With education the main weapon in the battle against methamphetamine use, Lyon County social service providers are holding forums on the drug throughout this month.
Meth forums will be held tonight in Silver Springs, Tuesday in Yerington, March 16 in Fernley and March 21 in Dayton.
Christy McGill, of Healthy Communities Coalition of Lyon and Storey counties, said meth is more insidious than marijuana and alcohol.
"One thing that makes meth so difficult and dangerous is the collateral damage," she said. "Most people hooked on pot and booze can still function at some level.

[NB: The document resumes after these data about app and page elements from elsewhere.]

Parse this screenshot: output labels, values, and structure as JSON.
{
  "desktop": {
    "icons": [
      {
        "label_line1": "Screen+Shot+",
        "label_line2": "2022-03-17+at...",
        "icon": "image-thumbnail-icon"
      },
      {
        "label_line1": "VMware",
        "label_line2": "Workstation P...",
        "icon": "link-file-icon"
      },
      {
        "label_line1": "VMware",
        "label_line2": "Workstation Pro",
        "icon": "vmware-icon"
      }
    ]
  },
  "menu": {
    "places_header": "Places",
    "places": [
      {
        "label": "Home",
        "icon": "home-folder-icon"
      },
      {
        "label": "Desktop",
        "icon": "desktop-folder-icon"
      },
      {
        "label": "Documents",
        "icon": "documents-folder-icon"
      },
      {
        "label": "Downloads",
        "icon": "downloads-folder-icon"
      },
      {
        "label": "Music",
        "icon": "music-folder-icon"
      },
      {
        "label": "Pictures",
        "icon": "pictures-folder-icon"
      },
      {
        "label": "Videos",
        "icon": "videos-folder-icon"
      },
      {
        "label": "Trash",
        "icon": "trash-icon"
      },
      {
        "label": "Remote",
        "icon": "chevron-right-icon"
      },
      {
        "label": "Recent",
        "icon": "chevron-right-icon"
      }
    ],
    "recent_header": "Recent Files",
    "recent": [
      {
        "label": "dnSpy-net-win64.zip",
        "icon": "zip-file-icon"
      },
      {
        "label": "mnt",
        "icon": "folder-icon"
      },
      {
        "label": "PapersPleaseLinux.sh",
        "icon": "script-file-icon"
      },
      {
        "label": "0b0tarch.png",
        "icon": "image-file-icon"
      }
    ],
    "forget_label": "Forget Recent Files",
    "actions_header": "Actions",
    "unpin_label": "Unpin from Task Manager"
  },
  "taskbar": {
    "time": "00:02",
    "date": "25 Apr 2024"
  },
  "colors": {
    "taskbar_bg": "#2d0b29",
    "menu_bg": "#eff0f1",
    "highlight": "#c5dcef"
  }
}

With meth, a lot of crime is around it, and you can't be an effective parent if you're on meth."
McGill said that Oregon has passed strict restrictions in the sale of Sudafed, noting that the federal law that regulates Sudafed and similar medications doesn't include convenience stores, so meth makers can buy larger quantities from convenience stores than they can from pharmacies.
She said Lyon County has done a good job closing down home meth labs, of which the area may soon see a resurgence.
McGill said most of the meth sold in the United States is smuggled in from Mexico, and that the superlabs there are having difficulty getting Sudafed, thanks to pressure the U.S. government is putting on manufacturers.
"This has to be a three-pronged attack, with enforcement, prevention and treatment," she said.
Lyon County Commissioner Bob Milz pledged to budget more funds to fight the meth epidemic.
"The county is willing to step up to the plate and join with communities," he said. "We can work on enforcement and improve recreation to give kids more to do."
Sheriff Allen Veil agreed that enforcement alone wasn't the answer. "Combating teen drinking and meth use is a team effort,."
He said his philosophy was stepped-up enforcement, as well as better cooperation with prosecutors, judges and social-service providers and parents.
"We want to be the people involved in education and prevention," he said. "We will work with staff on setting programs up."
Veil said most crimes were related to substance abuse, in particular methamphetamine, which he said also had a negative effect on the economy, leading to increased poverty.
"It has an effect on the economy, not only what we spend fighting it, but what the addicts spends on meth," he said. "When they buy meth, they're not buying other things."
• Contact reporter Karen Woodmansee at email@example.com or 882-2111, ext. 351.
• 6 p.m. today at Silver State High School, Silver Springs
• 6 p.m. Tuesday at the Boys & Girls Club, Yerington
• 6 p.m. March 16 at Fernley High School
• 6 p.m. March 21 at Dayton High School multipurpose room.
CALL: (775) 246-7550